__What is being asked__:
From the entries below, return every line that includes the word "count".

Element data from apps and pages
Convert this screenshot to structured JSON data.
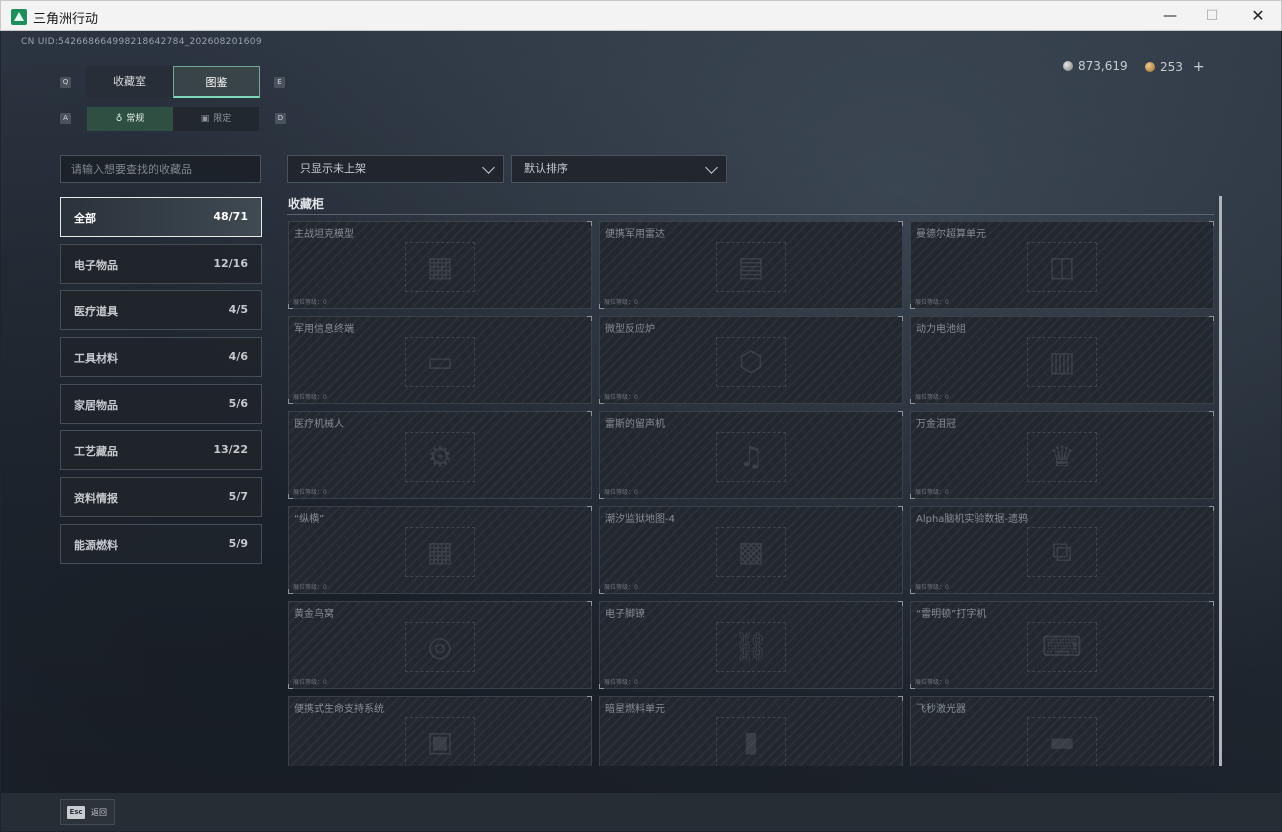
{
  "window": {
    "title": "三角洲行动",
    "min": "—",
    "max": "☐",
    "close": "✕"
  },
  "uid": "CN UID:5426686649982186427​84_202608201609",
  "currency": {
    "silver": "873,619",
    "gold": "253",
    "plus": "+"
  },
  "keys": {
    "tab_left": "Q",
    "tab_right": "E",
    "sub_left": "A",
    "sub_right": "D"
  },
  "tabs": [
    "收藏室",
    "图鉴"
  ],
  "subtabs": [
    {
      "label": "常规",
      "icon": "flask-icon",
      "glyph": "♁"
    },
    {
      "label": "限定",
      "icon": "image-icon",
      "glyph": "▣"
    }
  ],
  "search": {
    "placeholder": "请输入想要查找的收藏品"
  },
  "filters": {
    "status": "只显示未上架",
    "sort": "默认排序"
  },
  "categories": [
    {
      "label": "全部",
      "count": "48/71"
    },
    {
      "label": "电子物品",
      "count": "12/16"
    },
    {
      "label": "医疗道具",
      "count": "4/5"
    },
    {
      "label": "工具材料",
      "count": "4/6"
    },
    {
      "label": "家居物品",
      "count": "5/6"
    },
    {
      "label": "工艺藏品",
      "count": "13/22"
    },
    {
      "label": "资料情报",
      "count": "5/7"
    },
    {
      "label": "能源燃料",
      "count": "5/9"
    }
  ],
  "section_title": "收藏柜",
  "slot_value_label": "展位等级：0",
  "items": [
    {
      "name": "主战坦克模型"
    },
    {
      "name": "便携军用雷达"
    },
    {
      "name": "曼德尔超算单元"
    },
    {
      "name": "军用信息终端"
    },
    {
      "name": "微型反应炉"
    },
    {
      "name": "动力电池组"
    },
    {
      "name": "医疗机械人"
    },
    {
      "name": "雷斯的留声机"
    },
    {
      "name": "万金泪冠"
    },
    {
      "name": "“纵横”"
    },
    {
      "name": "潮汐监狱地图-4"
    },
    {
      "name": "Alpha脑机实验数据-遗鸦"
    },
    {
      "name": "黄金鸟窝"
    },
    {
      "name": "电子脚镣"
    },
    {
      "name": "“雷明顿”打字机"
    },
    {
      "name": "便携式生命支持系统"
    },
    {
      "name": "暗星燃料单元"
    },
    {
      "name": "飞秒激光器"
    }
  ],
  "back": {
    "key": "Esc",
    "label": "返回"
  }
}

__Answer box__:
      "count": "48/71"
      "count": "12/16"
      "count": "4/5"
      "count": "4/6"
      "count": "5/6"
      "count": "13/22"
      "count": "5/7"
      "count": "5/9"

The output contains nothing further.